So we went. Luxury at its finest. Checking in there was discussion of beers. Out we went, showerless, wearing three day dirty clothes, in search of the hottest bar on the strip.
It all happened at El Furniture Warehouse. The quote of the night was from Sear, who said in reference to my hair that “If it’s a dude that looks like a chick, it’s probably a dude. If it’s a chick that looks like a dude, it’s probably a chick.” When we saw him the next day he didn’t remember us, even after our gem of a conversation.
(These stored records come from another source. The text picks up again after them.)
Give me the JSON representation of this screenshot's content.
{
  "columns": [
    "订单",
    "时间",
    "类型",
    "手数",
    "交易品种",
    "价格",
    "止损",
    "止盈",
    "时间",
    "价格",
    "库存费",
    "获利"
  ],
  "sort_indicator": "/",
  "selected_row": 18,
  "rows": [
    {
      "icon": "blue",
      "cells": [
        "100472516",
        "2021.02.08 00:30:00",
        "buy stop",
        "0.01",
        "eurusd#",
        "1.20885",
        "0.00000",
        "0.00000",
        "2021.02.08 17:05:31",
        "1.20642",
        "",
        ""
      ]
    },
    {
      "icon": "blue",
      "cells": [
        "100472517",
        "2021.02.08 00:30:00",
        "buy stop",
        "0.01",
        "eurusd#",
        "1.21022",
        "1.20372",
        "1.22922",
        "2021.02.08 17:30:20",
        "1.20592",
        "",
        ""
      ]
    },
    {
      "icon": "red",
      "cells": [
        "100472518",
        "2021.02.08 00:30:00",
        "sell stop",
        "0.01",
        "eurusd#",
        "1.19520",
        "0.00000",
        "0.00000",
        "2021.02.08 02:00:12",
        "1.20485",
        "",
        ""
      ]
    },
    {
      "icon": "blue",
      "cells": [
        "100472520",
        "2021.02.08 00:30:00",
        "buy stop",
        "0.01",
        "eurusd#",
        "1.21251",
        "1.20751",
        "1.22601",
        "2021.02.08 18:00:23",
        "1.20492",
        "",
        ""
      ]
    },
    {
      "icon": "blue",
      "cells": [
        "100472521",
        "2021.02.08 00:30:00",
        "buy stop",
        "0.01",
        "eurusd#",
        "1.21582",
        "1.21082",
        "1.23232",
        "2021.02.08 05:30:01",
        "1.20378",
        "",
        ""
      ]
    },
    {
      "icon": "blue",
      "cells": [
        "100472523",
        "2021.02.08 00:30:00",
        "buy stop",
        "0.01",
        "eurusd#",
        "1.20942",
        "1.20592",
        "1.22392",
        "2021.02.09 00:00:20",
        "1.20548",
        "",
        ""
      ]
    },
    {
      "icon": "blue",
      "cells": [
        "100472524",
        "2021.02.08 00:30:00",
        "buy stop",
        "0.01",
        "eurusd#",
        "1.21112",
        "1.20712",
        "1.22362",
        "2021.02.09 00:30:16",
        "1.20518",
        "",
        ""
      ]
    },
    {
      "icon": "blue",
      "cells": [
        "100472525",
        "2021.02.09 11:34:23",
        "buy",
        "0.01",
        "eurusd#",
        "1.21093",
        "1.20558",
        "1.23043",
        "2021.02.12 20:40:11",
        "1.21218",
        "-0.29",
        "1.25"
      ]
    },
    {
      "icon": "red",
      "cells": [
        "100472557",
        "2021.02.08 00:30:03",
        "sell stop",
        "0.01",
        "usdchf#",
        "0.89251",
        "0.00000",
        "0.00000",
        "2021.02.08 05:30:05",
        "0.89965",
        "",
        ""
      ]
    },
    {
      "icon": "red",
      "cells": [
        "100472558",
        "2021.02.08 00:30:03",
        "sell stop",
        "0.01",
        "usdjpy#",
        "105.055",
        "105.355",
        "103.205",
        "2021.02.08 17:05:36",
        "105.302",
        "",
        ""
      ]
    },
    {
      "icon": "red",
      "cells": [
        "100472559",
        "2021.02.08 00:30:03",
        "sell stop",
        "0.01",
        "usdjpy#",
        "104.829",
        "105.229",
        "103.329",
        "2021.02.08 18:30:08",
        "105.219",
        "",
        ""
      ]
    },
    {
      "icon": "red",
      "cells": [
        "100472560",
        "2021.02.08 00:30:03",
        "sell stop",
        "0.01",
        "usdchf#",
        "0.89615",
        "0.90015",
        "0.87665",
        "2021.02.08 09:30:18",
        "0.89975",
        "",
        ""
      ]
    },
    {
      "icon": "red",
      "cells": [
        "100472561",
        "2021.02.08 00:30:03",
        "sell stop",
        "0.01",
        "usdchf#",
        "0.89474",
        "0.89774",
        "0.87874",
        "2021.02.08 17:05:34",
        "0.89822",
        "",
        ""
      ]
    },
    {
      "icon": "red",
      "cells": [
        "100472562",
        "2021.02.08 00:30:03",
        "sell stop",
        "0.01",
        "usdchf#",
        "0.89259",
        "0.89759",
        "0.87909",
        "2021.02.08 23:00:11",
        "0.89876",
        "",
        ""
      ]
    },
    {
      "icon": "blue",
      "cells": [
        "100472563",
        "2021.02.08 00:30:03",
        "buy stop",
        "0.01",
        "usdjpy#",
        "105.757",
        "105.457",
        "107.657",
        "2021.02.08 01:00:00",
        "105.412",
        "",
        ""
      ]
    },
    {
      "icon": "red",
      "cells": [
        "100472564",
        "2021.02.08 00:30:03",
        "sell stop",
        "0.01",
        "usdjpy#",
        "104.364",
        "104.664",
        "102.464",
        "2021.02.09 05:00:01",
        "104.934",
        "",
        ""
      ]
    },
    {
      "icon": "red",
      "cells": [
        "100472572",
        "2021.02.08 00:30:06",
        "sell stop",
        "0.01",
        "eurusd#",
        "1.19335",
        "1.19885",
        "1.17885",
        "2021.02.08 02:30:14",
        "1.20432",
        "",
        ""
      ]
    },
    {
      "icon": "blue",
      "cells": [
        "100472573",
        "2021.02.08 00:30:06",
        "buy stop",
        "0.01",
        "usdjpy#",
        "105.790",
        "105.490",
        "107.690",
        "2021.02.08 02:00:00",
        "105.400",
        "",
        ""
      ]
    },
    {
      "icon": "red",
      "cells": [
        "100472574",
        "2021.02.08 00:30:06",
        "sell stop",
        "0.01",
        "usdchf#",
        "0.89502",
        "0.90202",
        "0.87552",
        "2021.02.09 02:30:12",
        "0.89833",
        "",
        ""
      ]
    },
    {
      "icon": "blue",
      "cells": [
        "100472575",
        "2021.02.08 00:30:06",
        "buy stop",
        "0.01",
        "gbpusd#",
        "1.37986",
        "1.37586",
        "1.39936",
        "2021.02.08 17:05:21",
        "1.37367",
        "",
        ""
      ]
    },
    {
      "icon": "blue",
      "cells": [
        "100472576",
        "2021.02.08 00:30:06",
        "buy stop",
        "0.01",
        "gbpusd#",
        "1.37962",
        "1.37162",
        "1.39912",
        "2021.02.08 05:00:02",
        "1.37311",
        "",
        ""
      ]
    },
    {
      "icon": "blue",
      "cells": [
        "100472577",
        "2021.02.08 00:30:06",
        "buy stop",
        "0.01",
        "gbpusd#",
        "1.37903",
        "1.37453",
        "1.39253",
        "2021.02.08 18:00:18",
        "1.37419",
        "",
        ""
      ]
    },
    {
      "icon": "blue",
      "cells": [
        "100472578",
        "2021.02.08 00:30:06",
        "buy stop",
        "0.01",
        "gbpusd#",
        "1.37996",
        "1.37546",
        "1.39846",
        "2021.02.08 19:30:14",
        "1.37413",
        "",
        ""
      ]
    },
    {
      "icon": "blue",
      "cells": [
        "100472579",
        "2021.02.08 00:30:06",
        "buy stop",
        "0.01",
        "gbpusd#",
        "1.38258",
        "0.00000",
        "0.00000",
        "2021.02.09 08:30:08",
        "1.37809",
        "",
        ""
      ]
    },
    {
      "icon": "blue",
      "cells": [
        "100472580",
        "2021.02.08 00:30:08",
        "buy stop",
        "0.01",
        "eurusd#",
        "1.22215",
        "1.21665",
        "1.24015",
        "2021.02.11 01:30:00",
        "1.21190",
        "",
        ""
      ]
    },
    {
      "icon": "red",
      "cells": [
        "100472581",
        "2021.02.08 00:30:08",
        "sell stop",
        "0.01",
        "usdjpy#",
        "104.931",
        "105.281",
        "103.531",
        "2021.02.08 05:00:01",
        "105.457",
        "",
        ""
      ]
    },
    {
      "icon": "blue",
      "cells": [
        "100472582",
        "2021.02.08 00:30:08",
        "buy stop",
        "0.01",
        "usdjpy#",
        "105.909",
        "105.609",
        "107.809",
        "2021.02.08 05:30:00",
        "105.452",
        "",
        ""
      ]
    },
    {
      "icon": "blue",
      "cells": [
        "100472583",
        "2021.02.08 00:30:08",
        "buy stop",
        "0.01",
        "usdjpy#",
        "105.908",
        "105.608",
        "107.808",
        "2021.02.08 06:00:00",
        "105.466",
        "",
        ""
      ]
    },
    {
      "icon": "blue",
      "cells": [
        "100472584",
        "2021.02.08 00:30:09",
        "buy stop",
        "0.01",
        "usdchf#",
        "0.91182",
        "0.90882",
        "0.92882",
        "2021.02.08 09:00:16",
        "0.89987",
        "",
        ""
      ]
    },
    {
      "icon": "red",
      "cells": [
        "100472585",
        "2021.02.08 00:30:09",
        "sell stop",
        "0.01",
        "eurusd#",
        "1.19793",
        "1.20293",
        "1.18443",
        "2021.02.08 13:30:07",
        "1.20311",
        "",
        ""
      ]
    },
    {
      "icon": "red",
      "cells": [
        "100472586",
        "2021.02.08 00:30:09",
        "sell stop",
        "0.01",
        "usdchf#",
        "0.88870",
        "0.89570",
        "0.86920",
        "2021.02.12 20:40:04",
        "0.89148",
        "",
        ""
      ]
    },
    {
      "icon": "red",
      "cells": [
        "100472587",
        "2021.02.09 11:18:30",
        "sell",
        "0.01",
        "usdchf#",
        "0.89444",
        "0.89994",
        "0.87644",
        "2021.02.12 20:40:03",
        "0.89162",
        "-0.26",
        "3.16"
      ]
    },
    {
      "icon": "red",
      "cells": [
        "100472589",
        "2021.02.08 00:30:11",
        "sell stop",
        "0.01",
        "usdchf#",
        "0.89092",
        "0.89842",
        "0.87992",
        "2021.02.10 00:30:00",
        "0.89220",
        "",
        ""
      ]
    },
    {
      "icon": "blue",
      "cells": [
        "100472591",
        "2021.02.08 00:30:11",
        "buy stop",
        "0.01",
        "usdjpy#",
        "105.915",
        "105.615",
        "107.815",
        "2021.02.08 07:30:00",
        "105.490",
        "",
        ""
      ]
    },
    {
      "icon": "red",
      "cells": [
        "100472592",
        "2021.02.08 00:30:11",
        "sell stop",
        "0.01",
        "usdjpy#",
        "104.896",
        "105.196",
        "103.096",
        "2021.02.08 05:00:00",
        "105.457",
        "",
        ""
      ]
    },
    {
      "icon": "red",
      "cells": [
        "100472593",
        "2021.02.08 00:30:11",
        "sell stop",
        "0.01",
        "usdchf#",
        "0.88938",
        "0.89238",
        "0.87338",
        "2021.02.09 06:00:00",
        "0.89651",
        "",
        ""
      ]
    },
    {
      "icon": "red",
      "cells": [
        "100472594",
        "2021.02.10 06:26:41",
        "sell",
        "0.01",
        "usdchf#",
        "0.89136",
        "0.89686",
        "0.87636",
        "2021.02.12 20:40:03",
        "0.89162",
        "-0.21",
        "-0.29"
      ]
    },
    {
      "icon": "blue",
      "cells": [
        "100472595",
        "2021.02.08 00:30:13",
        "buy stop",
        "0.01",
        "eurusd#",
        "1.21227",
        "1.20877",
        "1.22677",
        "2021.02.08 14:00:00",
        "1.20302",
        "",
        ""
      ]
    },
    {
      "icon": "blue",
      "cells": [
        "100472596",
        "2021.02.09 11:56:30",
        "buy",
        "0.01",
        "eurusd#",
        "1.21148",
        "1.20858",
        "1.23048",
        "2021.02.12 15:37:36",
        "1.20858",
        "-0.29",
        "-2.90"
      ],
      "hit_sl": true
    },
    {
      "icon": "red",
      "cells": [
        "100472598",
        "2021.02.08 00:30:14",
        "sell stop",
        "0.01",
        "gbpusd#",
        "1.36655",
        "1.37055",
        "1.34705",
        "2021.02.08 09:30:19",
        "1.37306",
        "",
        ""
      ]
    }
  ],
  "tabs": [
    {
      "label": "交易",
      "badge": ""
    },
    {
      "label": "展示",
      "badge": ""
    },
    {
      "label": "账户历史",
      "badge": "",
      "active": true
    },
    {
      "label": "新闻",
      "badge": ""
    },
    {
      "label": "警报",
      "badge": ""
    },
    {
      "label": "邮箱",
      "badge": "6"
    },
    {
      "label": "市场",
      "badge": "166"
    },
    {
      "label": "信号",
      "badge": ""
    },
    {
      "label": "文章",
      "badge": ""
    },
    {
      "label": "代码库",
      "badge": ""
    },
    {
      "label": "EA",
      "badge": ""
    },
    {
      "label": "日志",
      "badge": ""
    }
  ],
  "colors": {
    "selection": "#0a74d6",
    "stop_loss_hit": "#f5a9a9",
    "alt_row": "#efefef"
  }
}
The bar was, well, fun would be a good way to describe it. The dress code seemed to be bras and butt-crack jean shorts. Guys and girls included. Just kidding. The guys all wore name brand hats and shirts and Billabong shorts. There were a few folks who looked about as homeless as me and Tyler and Brady, but not many. We made enough friends to feel welcome for the night, drank enough beers to be buzzed, and walked just far enough home to realize that we were pretty lucky to be where we were – fifteen hours out from seeing my parents in the world-class ski and mountain biking town of Whistler on a clear night, where the stars shone at last with a rising moon at midnight, the steep mountains looking down on Olympic village and our little bodies with our stupid tan lines skipping along the cobbled paths towards our hotel, singing Zac Brown.